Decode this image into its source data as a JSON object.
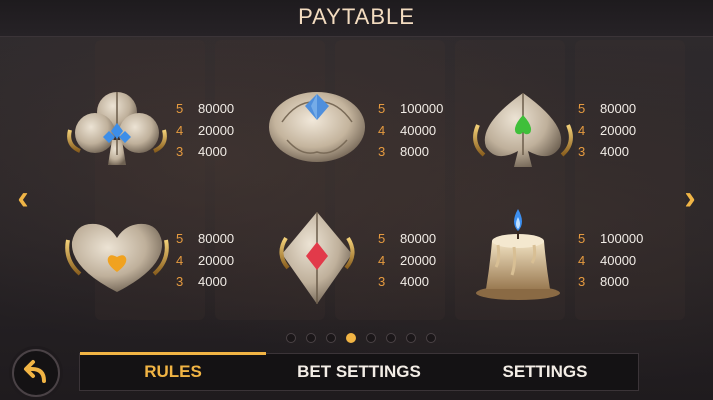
{
  "header": {
    "title": "PAYTABLE"
  },
  "paytable": [
    {
      "symbol": "club-symbol",
      "pays": [
        {
          "count": "5",
          "value": "80000"
        },
        {
          "count": "4",
          "value": "20000"
        },
        {
          "count": "3",
          "value": "4000"
        }
      ]
    },
    {
      "symbol": "rose-symbol",
      "pays": [
        {
          "count": "5",
          "value": "100000"
        },
        {
          "count": "4",
          "value": "40000"
        },
        {
          "count": "3",
          "value": "8000"
        }
      ]
    },
    {
      "symbol": "spade-symbol",
      "pays": [
        {
          "count": "5",
          "value": "80000"
        },
        {
          "count": "4",
          "value": "20000"
        },
        {
          "count": "3",
          "value": "4000"
        }
      ]
    },
    {
      "symbol": "heart-symbol",
      "pays": [
        {
          "count": "5",
          "value": "80000"
        },
        {
          "count": "4",
          "value": "20000"
        },
        {
          "count": "3",
          "value": "4000"
        }
      ]
    },
    {
      "symbol": "diamond-symbol",
      "pays": [
        {
          "count": "5",
          "value": "80000"
        },
        {
          "count": "4",
          "value": "20000"
        },
        {
          "count": "3",
          "value": "4000"
        }
      ]
    },
    {
      "symbol": "candle-symbol",
      "pays": [
        {
          "count": "5",
          "value": "100000"
        },
        {
          "count": "4",
          "value": "40000"
        },
        {
          "count": "3",
          "value": "8000"
        }
      ]
    }
  ],
  "nav": {
    "prev_icon": "chevron-left-icon",
    "next_icon": "chevron-right-icon"
  },
  "pagination": {
    "total": 8,
    "current": 4
  },
  "tabs": [
    {
      "label": "RULES",
      "active": true
    },
    {
      "label": "BET SETTINGS",
      "active": false
    },
    {
      "label": "SETTINGS",
      "active": false
    }
  ],
  "back_button": {
    "icon": "undo-arrow-icon"
  },
  "colors": {
    "accent": "#f1b444",
    "count": "#e59a3f",
    "value": "#f1ece6",
    "title": "#f3dcc0"
  }
}
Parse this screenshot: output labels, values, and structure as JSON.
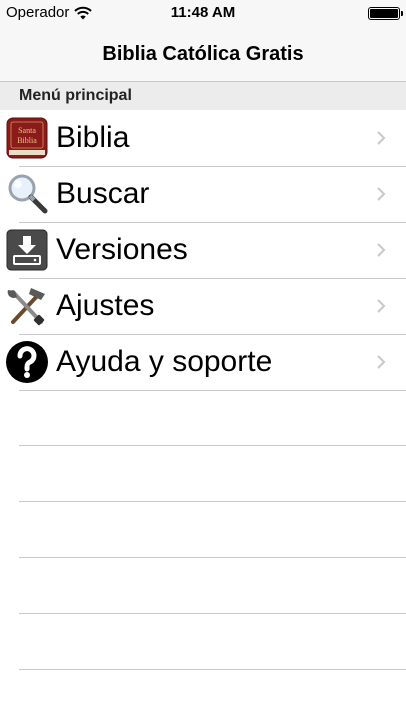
{
  "status_bar": {
    "carrier": "Operador",
    "time": "11:48 AM"
  },
  "nav": {
    "title": "Biblia Católica Gratis"
  },
  "section": {
    "header": "Menú principal"
  },
  "menu": {
    "items": [
      {
        "label": "Biblia",
        "icon": "bible-book-icon"
      },
      {
        "label": "Buscar",
        "icon": "magnifier-icon"
      },
      {
        "label": "Versiones",
        "icon": "download-icon"
      },
      {
        "label": "Ajustes",
        "icon": "tools-icon"
      },
      {
        "label": "Ayuda y soporte",
        "icon": "help-icon"
      }
    ]
  },
  "book_cover": {
    "line1": "Santa",
    "line2": "Biblia"
  },
  "colors": {
    "bar_background": "#f7f7f7",
    "separator": "#c8c7cc",
    "section_background": "#ececec",
    "chevron": "#c7c7cc",
    "bible_cover": "#8b1a1a"
  }
}
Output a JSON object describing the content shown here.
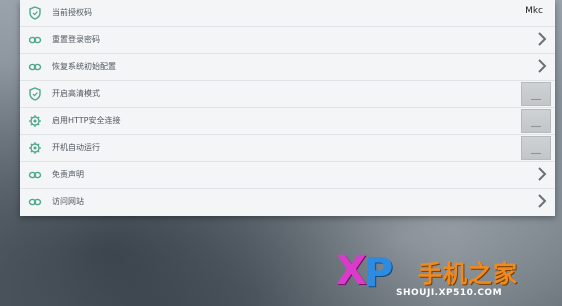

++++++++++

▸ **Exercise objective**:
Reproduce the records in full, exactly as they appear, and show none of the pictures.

▸ **Reply to the exercise**:
Decode this image into its source data as a JSON object.
{
  "header": {
    "title": "PAYTABLE"
  },
  "paytable": [
    {
      "symbol": "club-symbol",
      "pays": [
        {
          "count": "5",
          "value": "80000"
        },
        {
          "count": "4",
          "value": "20000"
        },
        {
          "count": "3",
          "value": "4000"
        }
      ]
    },
    {
      "symbol": "rose-symbol",
      "pays": [
        {
          "count": "5",
          "value": "100000"
        },
        {
          "count": "4",
          "value": "40000"
        },
        {
          "count": "3",
          "value": "8000"
        }
      ]
    },
    {
      "symbol": "spade-symbol",
      "pays": [
        {
          "count": "5",
          "value": "80000"
        },
        {
          "count": "4",
          "value": "20000"
        },
        {
          "count": "3",
          "value": "4000"
        }
      ]
    },
    {
      "symbol": "heart-symbol",
      "pays": [
        {
          "count": "5",
          "value": "80000"
        },
        {
          "count": "4",
          "value": "20000"
        },
        {
          "count": "3",
          "value": "4000"
        }
      ]
    },
    {
      "symbol": "diamond-symbol",
      "pays": [
        {
          "count": "5",
          "value": "80000"
        },
        {
          "count": "4",
          "value": "20000"
        },
        {
          "count": "3",
          "value": "4000"
        }
      ]
    },
    {
      "symbol": "candle-symbol",
      "pays": [
        {
          "count": "5",
          "value": "100000"
        },
        {
          "count": "4",
          "value": "40000"
        },
        {
          "count": "3",
          "value": "8000"
        }
      ]
    }
  ],
  "nav": {
    "prev_icon": "chevron-left-icon",
    "next_icon": "chevron-right-icon"
  },
  "pagination": {
    "total": 8,
    "current": 4
  },
  "tabs": [
    {
      "label": "RULES",
      "active": true
    },
    {
      "label": "BET SETTINGS",
      "active": false
    },
    {
      "label": "SETTINGS",
      "active": false
    }
  ],
  "back_button": {
    "icon": "undo-arrow-icon"
  },
  "colors": {
    "accent": "#f1b444",
    "count": "#e59a3f",
    "value": "#f1ece6",
    "title": "#f3dcc0"
  }
}
Parse this screenshot: output labels, values, and structure as JSON.
{
  "status_bar": {
    "carrier": "Operador",
    "time": "11:48 AM"
  },
  "nav": {
    "title": "Biblia Católica Gratis"
  },
  "section": {
    "header": "Menú principal"
  },
  "menu": {
    "items": [
      {
        "label": "Biblia",
        "icon": "bible-book-icon"
      },
      {
        "label": "Buscar",
        "icon": "magnifier-icon"
      },
      {
        "label": "Versiones",
        "icon": "download-icon"
      },
      {
        "label": "Ajustes",
        "icon": "tools-icon"
      },
      {
        "label": "Ayuda y soporte",
        "icon": "help-icon"
      }
    ]
  },
  "book_cover": {
    "line1": "Santa",
    "line2": "Biblia"
  },
  "colors": {
    "bar_background": "#f7f7f7",
    "separator": "#c8c7cc",
    "section_background": "#ececec",
    "chevron": "#c7c7cc",
    "bible_cover": "#8b1a1a"
  }
}
Output a JSON object describing the content shown here.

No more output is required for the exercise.